accessibility throughout their Dartmouth careers.
A flexible academic schedule (the Dartmouth Plan) is possible
through the use of a year-round calendar consisting of four
ten-week academic terms (fall, winter, spring, and summer).
Students include terms of on-campus study, off-campus study in
Dartmouth programs or at other institutions, and vacation terms in
their individual Dartmouth Plans. Sixty-three percent of all
Dartmouth students participate in at least one of the
approximately 45 different off-campus options.
At the heart of the college is one of the oldest research libraries
in the United States — Baker Library. Dartmouth is also at the
forefront of educational computing; Dartmouth's high-speed
computer network links all dormitory rooms, administrative and
academic buildings, and mainframe computers on- and
off-campus. All Dartmouth undergraduates own a personal
computer; more than 9,000 PCs are in use campuswide.
Dartmouth undergraduates participate in more than 200
student-run organizations ranging from the Dartmouth Symphony
Orchestra to the college's student staffed and managed radio
stations and the Dartmouth Outing Club. Included are religious
organizations, affinity groups, numerous publications,
pre-professional societies, and political, economic, social, sports,
and recreational organizations. In keeping with Dartmouth's
encouragement of student-initiated projects, new organizations
and programs are constantly evolving to fill special needs and
kindle new enthusiasms. Many Dartmouth student organizations
are housed in the recently renovated Collis Center, the hub of
student activities at the college.
Community service is also a major part of the Dartmouth
experience. More than 20 percent of undergraduates volunteer,
through the Tucker Foundation, for some form of community
service to the surrounding Upper Valley community.
The arts at Dartmouth flourish in the two excellent facilities

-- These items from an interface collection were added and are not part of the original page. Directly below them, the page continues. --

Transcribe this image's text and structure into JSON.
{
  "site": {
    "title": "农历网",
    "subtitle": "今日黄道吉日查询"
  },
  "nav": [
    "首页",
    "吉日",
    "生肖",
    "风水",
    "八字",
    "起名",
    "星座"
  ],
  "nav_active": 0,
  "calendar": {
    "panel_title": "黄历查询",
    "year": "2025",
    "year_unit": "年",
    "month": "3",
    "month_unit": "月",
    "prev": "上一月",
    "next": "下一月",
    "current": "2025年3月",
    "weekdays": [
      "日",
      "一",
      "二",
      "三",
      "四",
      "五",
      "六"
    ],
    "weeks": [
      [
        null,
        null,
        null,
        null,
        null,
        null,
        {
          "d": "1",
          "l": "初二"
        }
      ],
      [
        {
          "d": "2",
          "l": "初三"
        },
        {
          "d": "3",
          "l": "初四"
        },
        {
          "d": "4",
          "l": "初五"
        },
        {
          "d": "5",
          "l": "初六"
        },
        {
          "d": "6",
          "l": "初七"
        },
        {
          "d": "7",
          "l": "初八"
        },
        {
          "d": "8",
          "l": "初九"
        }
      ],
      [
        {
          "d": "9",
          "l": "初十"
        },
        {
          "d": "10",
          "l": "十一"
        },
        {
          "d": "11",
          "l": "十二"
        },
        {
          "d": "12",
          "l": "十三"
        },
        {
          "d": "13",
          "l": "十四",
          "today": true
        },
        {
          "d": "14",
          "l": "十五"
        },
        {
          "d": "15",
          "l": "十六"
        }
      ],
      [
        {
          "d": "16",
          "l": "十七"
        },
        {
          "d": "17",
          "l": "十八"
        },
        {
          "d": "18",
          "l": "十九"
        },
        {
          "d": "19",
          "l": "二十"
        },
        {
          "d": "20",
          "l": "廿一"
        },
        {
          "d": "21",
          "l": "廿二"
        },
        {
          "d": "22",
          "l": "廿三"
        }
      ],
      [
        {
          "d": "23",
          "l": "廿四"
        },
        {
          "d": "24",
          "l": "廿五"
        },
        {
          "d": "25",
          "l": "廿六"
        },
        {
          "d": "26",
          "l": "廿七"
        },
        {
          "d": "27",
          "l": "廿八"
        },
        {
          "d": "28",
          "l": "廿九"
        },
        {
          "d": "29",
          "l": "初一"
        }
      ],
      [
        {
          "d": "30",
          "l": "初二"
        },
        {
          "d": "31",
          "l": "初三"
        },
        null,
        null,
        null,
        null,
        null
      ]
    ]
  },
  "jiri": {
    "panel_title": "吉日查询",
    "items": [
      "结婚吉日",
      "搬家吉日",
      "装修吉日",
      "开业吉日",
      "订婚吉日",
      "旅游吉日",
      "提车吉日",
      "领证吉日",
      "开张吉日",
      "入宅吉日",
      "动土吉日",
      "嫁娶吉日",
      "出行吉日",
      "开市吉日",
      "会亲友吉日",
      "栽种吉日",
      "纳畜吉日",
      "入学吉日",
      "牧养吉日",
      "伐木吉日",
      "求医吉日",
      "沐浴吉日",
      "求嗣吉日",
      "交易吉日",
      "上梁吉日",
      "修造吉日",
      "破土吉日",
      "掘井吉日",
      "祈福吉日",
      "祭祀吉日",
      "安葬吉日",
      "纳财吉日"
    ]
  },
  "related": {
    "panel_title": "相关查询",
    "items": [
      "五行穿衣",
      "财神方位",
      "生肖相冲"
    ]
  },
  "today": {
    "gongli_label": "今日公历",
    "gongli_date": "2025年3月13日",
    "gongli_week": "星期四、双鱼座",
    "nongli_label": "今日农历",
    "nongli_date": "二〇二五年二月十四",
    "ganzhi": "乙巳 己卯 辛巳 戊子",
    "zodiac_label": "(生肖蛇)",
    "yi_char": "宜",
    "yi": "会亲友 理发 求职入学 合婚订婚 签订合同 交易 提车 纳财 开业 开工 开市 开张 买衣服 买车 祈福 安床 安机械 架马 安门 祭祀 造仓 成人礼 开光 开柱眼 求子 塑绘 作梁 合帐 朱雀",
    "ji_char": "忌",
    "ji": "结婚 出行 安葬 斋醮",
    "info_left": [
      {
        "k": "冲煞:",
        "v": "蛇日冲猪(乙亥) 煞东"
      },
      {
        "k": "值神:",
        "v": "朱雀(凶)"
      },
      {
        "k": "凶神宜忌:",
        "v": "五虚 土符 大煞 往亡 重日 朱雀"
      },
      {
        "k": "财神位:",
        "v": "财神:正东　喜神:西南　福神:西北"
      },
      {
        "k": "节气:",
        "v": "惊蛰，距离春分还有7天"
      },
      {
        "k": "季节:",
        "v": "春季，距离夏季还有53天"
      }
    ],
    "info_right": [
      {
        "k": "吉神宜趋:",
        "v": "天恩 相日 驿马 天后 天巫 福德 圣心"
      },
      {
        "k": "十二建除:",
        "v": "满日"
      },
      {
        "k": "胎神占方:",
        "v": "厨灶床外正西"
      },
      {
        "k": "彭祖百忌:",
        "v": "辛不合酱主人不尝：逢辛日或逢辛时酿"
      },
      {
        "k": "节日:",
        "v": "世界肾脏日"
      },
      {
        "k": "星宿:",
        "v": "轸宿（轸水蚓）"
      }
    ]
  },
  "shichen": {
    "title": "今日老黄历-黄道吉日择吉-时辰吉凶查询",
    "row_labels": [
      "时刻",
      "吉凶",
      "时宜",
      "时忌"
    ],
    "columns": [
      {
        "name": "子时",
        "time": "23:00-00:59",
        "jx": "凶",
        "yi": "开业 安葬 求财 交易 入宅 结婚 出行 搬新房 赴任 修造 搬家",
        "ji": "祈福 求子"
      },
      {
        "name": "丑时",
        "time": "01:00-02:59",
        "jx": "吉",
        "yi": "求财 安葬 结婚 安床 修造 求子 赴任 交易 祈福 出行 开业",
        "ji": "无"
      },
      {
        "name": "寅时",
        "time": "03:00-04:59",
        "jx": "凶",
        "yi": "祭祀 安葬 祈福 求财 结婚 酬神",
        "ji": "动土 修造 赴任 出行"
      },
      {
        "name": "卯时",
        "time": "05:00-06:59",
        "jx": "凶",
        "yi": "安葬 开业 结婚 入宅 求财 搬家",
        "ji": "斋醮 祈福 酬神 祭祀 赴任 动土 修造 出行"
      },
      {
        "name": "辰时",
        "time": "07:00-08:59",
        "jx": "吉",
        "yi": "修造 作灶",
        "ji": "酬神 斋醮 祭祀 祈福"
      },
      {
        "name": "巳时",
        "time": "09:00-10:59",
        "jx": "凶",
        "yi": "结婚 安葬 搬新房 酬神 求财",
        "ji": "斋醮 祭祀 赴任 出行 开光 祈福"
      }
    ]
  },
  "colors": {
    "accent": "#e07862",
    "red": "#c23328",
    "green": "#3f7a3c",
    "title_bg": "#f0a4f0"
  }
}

designed to make artistic expression a vital part of community life:
the Hood Museum of Art and the Hopkins Center for the Creative
and Performing Arts.
Dartmouth's 34 intercollegiate teams are members of NCAA
Division I and compete largely within the Ivy League and the
ECAC. With a strong emphasis on equal opportunity, Dartmouth's
athletic opportunities include 16 women's programs, 16 men's
programs and two coed teams. In addition, nearly a dozen club
sports are available; 3,000 undergraduates annually take part in
nearly two-dozen intramural sports.
Mtnsport's Hiking Thru Hanover Page
Hanover strikes me as the quentessential New England town. Home to illustrious Dartmouth, this small town is pretty hip with the Appalachian Trail running right down Main Street. Grab your granola and your saddlebucks and load up the Volvo for Hanover.